This one was from a company I used to contract with. Aside from the silliness of receiving their recruitment-pieces throughout the mere ten months after I left them—no, guys, I didn’t suddenly have a change of heart and want to come crawling back to you—the talking-points in this particular mailing served as an excellent reminder of why one might not want to (re-)enter their fold.
It led with the theme of burnout, and suggested that working with them might be the cure for what’s ailing the reader, who’s presumably a stressed-out doc. I’ll refrain from breaking down the mailing point by point, or for that matter delving into anything resembling a scholarly examination of what burnout is and how to deal with it.
What I will say is that, for me (and more than a few other rads I’ve known), the style of teleradiology I experienced at the company—and offered by most other telerad companies—is a pretty reliable formula for burnout.
Think about it: You’re putting yourself into a situation where your entire compensation is based, in a very granular fashion, on the units of work you produce. Those units, and their financial value to you, are as small as the market will permit. Your monthly paycheck will be impacted by every single case you read—or fail to—and nothing but. If you want that direct-deposit to rival, let alone exceed, what it would have been in any other gig, you glue yourself to your workstation and churn out case after case after case.
Go ahead, take a break if you want—but the clock will be ticking, and any moment you spend not reading cases is earning you zero. What’s that, your internet went out, or your company’s network went down? Is it a slow day and your worklist is empty?
Your income is diddly while you sit there and hope the situation improves—at which point you’ll be trying to make up for lost time. Maybe you start working extra hours to recoup, or get a little ahead once in awhile—even though one of the reasons you got into this gig in the first place was the promise of more time off.

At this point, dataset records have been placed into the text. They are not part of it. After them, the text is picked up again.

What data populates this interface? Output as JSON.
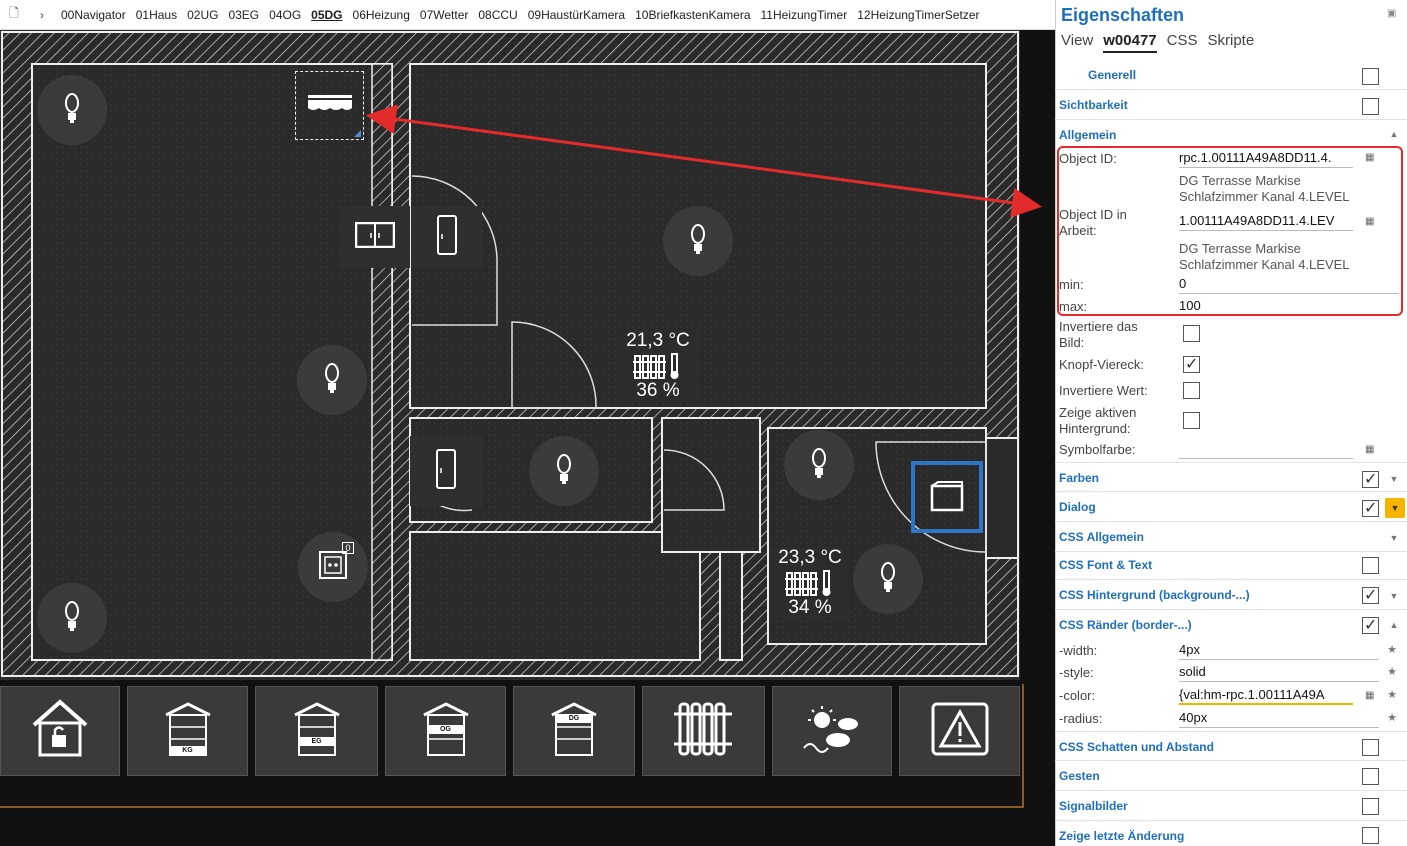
{
  "tabbar": {
    "tabs": [
      "00Navigator",
      "01Haus",
      "02UG",
      "03EG",
      "04OG",
      "05DG",
      "06Heizung",
      "07Wetter",
      "08CCU",
      "09HaustürKamera",
      "10BriefkastenKamera",
      "11HeizungTimer",
      "12HeizungTimerSetzer"
    ],
    "active_index": 5
  },
  "plan": {
    "climate1": {
      "temp": "21,3 °C",
      "humidity": "36 %"
    },
    "climate2": {
      "temp": "23,3 °C",
      "humidity": "34 %"
    },
    "socket_badge": "0"
  },
  "bottomnav": {
    "buttons": [
      {
        "icon": "house-lock-icon"
      },
      {
        "icon": "house-kg-icon",
        "label": "KG"
      },
      {
        "icon": "house-eg-icon",
        "label": "EG"
      },
      {
        "icon": "house-og-icon",
        "label": "OG"
      },
      {
        "icon": "house-dg-icon",
        "label": "DG"
      },
      {
        "icon": "radiator-icon"
      },
      {
        "icon": "weather-icon"
      },
      {
        "icon": "warning-icon"
      }
    ]
  },
  "props": {
    "title": "Eigenschaften",
    "tabs": [
      "View",
      "w00477",
      "CSS",
      "Skripte"
    ],
    "active_tab": "w00477",
    "groups": {
      "generell": "Generell",
      "sichtbarkeit": "Sichtbarkeit",
      "allgemein": "Allgemein",
      "farben": "Farben",
      "dialog": "Dialog",
      "css_allgemein": "CSS Allgemein",
      "css_font": "CSS Font & Text",
      "css_bg": "CSS Hintergrund (background-...)",
      "css_border": "CSS Ränder (border-...)",
      "css_shadow": "CSS Schatten und Abstand",
      "gesten": "Gesten",
      "signalbilder": "Signalbilder",
      "letzte": "Zeige letzte Änderung"
    },
    "allgemein": {
      "oid_label": "Object ID:",
      "oid_value": "rpc.1.00111A49A8DD11.4.",
      "oid_desc1": "DG Terrasse Markise",
      "oid_desc2": "Schlafzimmer Kanal 4.LEVEL",
      "oid_work_label1": "Object ID in",
      "oid_work_label2": "Arbeit:",
      "oid_work_value": "1.00111A49A8DD11.4.LEV",
      "oid_work_desc1": "DG Terrasse Markise",
      "oid_work_desc2": "Schlafzimmer Kanal 4.LEVEL",
      "min_label": "min:",
      "min_value": "0",
      "max_label": "max:",
      "max_value": "100",
      "invert_img_label1": "Invertiere das",
      "invert_img_label2": "Bild:",
      "knopf_label": "Knopf-Viereck:",
      "invert_val_label": "Invertiere Wert:",
      "active_bg_label1": "Zeige aktiven",
      "active_bg_label2": "Hintergrund:",
      "symbol_label": "Symbolfarbe:"
    },
    "border": {
      "width_label": "-width:",
      "width_value": "4px",
      "style_label": "-style:",
      "style_value": "solid",
      "color_label": "-color:",
      "color_value": "{val:hm-rpc.1.00111A49A",
      "radius_label": "-radius:",
      "radius_value": "40px"
    }
  },
  "colors": {
    "accent": "#1e6fbf",
    "highlight": "#e32b2b",
    "selection": "#2f75c6",
    "dialog_button": "#f5b400"
  }
}
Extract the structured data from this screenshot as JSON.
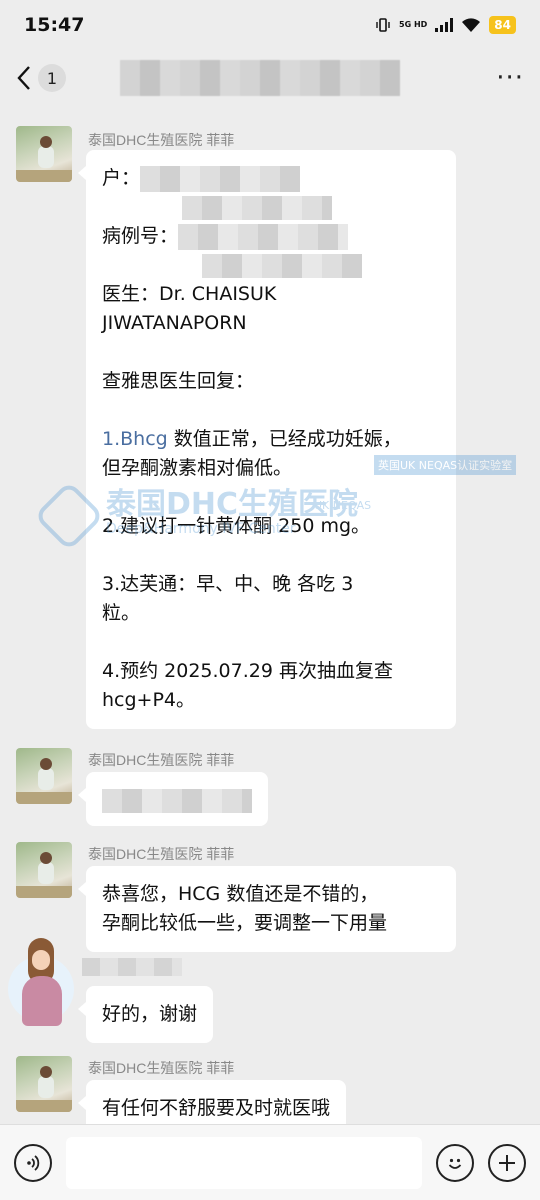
{
  "status_bar": {
    "time": "15:47",
    "network": "5G HD",
    "battery": "84"
  },
  "header": {
    "unread_count": "1",
    "more_label": "···"
  },
  "messages": [
    {
      "sender": "泰国DHC生殖医院   菲菲",
      "type": "report",
      "lines": {
        "account_label": "户：",
        "case_label": "病例号：",
        "doctor_line1": "医生：Dr. CHAISUK",
        "doctor_line2": "JIWATANAPORN",
        "reply_title": "查雅思医生回复：",
        "item1_prefix": "1.Bhcg",
        "item1_line1_rest": " 数值正常，已经成功妊娠，",
        "item1_line2": "但孕酮激素相对偏低。",
        "item2": "2.建议打一针黄体酮 250 mg。",
        "item3_line1": "3.达芙通：早、中、晚 各吃 3",
        "item3_line2": "粒。",
        "item4_line1": "4.预约 2025.07.29 再次抽血复查",
        "item4_line2": "hcg+P4。"
      }
    },
    {
      "sender": "泰国DHC生殖医院   菲菲",
      "type": "blurred"
    },
    {
      "sender": "泰国DHC生殖医院   菲菲",
      "line1": "恭喜您，HCG 数值还是不错的，",
      "line2": "孕酮比较低一些，要调整一下用量"
    },
    {
      "sender": "",
      "text": "好的，谢谢"
    },
    {
      "sender": "泰国DHC生殖医院   菲菲",
      "text": "有任何不舒服要及时就医哦"
    }
  ],
  "watermark": {
    "title": "泰国DHC生殖医院",
    "subtitle": "Deep&Harmony IVF Center",
    "tag": "英国UK NEQAS认证实验室",
    "tag2": "UK NEQAS"
  },
  "input": {
    "placeholder": ""
  }
}
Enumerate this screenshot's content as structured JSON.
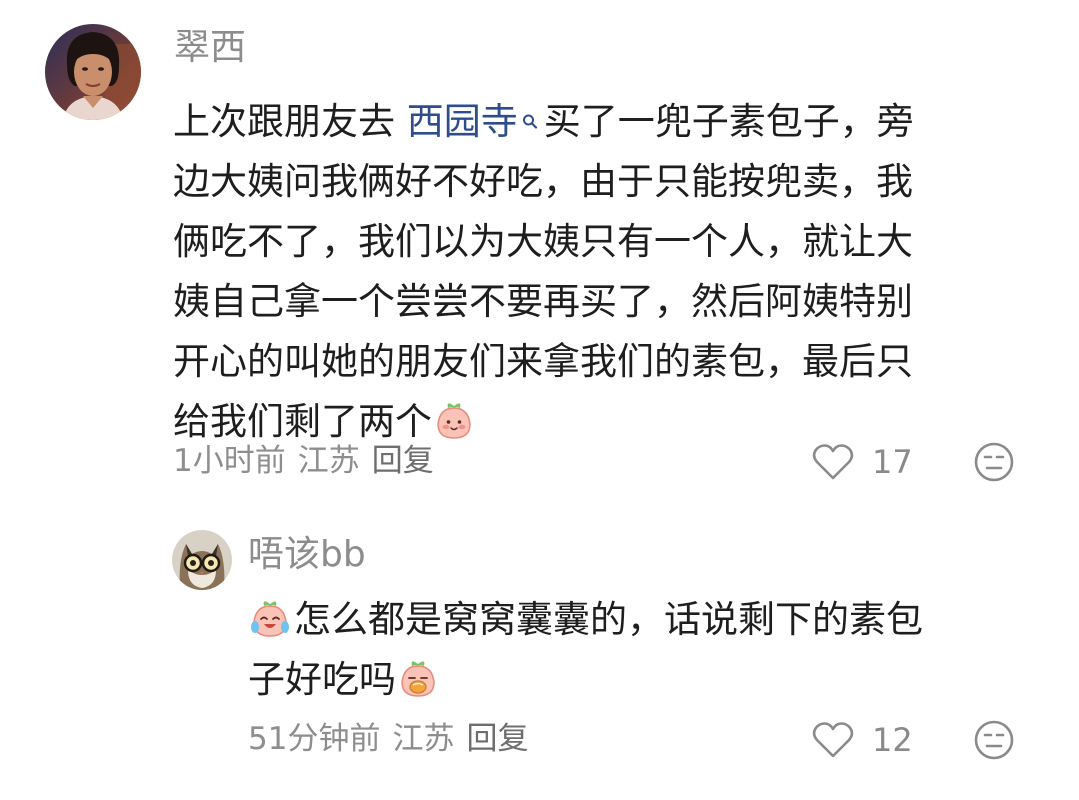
{
  "comments": [
    {
      "username": "翠西",
      "avatar_icon": "avatar-woman-portrait",
      "lines": [
        {
          "pre": "上次跟朋友去 ",
          "link": "西园寺",
          "post": "买了一兜子素包子，旁"
        },
        {
          "text": "边大姨问我俩好不好吃，由于只能按兜卖，我"
        },
        {
          "text": "俩吃不了，我们以为大姨只有一个人，就让大"
        },
        {
          "text": "姨自己拿一个尝尝不要再买了，然后阿姨特别"
        },
        {
          "text": "开心的叫她的朋友们来拿我们的素包，最后只"
        },
        {
          "text": "给我们剩了两个",
          "emoji": "peach-smile-emoji"
        }
      ],
      "meta": {
        "time": "1小时前",
        "location": "江苏",
        "reply": "回复"
      },
      "likes": "17"
    },
    {
      "username": "唔该bb",
      "avatar_icon": "avatar-cat-with-glasses",
      "lines": [
        {
          "lead_emoji": "peach-laugh-cry-emoji",
          "text": "怎么都是窝窝囊囊的，话说剩下的素包"
        },
        {
          "text": "子好吃吗",
          "emoji": "peach-eating-emoji"
        }
      ],
      "meta": {
        "time": "51分钟前",
        "location": "江苏",
        "reply": "回复"
      },
      "likes": "12"
    }
  ],
  "colors": {
    "text": "#1e1e1e",
    "secondary": "#8c8c8c",
    "link": "#2f4d8c",
    "background": "#ffffff"
  }
}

Related article: 7 Reasons Rads Burn Out—And How to Cope
One might liken it to running on a treadmill, or working on an assembly-line: People can be very harsh taskmasters over themselves, especially if they’re physicians who had to work hard and out-compete other go-getters for years-on-end to even become docs in the first place. I know I begrudged myself coffee-breaks far more when I was working per-click than I ever did when I was salaried.
The irony is, the very stuff that would have broken up the steady stream of reading cases in a conventional job—doing hands-on procedures, transacting with technologists, meeting with patients or referring clinicians, doing organizational stuff for the radgroup or department, heck, just running into other personnel in the hallway and chatting for a minute—is hyped as having been stripped away in the model of “efficiency” that big telerad entities offer.

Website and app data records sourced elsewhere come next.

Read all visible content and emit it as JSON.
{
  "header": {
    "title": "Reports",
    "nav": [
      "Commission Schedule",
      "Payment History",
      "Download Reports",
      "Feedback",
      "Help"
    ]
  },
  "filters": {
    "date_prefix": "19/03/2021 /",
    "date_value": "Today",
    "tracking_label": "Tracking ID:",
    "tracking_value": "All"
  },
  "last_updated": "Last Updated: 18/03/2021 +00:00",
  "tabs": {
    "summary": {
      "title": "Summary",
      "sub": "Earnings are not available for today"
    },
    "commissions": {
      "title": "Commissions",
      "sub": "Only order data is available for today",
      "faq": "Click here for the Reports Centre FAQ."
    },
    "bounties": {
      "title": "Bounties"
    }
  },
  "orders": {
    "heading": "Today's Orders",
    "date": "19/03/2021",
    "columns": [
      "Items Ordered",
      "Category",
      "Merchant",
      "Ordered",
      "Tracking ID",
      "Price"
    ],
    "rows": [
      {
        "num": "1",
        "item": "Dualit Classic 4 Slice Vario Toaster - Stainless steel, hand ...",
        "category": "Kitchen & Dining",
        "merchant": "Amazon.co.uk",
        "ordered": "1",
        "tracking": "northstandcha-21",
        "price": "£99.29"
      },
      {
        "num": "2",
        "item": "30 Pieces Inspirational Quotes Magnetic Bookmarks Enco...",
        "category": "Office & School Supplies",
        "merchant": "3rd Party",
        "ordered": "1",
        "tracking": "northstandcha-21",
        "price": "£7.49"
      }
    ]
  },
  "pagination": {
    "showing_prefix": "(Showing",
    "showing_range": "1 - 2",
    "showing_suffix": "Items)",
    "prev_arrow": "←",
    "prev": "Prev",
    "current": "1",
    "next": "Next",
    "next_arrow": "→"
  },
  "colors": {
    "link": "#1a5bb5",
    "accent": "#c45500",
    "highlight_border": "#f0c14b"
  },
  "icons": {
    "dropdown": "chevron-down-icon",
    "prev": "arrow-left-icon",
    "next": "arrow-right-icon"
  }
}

Get rid of that heterogeneity in a rad’s workday, and reduce things to an endless parade of “open case, read case, pull next case—and hurry, because time’s a-wastin’” and how can you not be inducing burnout? You’ve got no reliable hope of eventually graduating to some other level where your day might mix some higher-order stuff in between reading those cases.
Obviously, there’s no one-size-fits-all solution: Some rads would be perfectly content doing nothing but plugging away at worklists for 10 or more hours at a stretch, perhaps for the entirety of their careers. Others maybe don’t have as much of a financial need, and can work at a more relaxed pace for noncompetitive payment in exchange for the flexible schedule of working selected days and hours from a home office.